### What is required
Exact repetition of the data below is required.

⁂

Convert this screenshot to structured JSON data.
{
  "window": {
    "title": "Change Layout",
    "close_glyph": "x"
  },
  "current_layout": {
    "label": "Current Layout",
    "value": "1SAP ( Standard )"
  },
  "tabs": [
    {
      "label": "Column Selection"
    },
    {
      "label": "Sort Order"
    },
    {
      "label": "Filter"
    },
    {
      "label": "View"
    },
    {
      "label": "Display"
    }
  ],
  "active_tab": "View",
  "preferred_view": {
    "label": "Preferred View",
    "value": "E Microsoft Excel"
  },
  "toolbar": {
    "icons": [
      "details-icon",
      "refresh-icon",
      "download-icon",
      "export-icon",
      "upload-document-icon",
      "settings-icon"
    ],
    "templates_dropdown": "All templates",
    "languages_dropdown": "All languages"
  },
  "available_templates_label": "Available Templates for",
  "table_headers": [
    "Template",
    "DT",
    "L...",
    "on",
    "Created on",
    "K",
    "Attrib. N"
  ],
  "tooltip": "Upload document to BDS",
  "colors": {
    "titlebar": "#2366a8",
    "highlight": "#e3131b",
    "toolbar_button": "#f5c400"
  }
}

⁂

### Worked solution
Convert this screenshot to structured JSON data.
{
  "window": {
    "title": "Change Layout",
    "close_glyph": "x"
  },
  "current_layout": {
    "label": "Current Layout",
    "value": "1SAP ( Standard )"
  },
  "tabs": [
    {
      "label": "Column Selection"
    },
    {
      "label": "Sort Order"
    },
    {
      "label": "Filter"
    },
    {
      "label": "View"
    },
    {
      "label": "Display"
    }
  ],
  "active_tab": "View",
  "preferred_view": {
    "label": "Preferred View",
    "value": "E Microsoft Excel"
  },
  "toolbar": {
    "icons": [
      "details-icon",
      "refresh-icon",
      "download-icon",
      "export-icon",
      "upload-document-icon",
      "settings-icon"
    ],
    "templates_dropdown": "All templates",
    "languages_dropdown": "All languages"
  },
  "available_templates_label": "Available Templates for",
  "table_headers": [
    "Template",
    "DT",
    "L...",
    "on",
    "Created on",
    "K",
    "Attrib. N"
  ],
  "tooltip": "Upload document to BDS",
  "colors": {
    "titlebar": "#2366a8",
    "highlight": "#e3131b",
    "toolbar_button": "#f5c400"
  }
}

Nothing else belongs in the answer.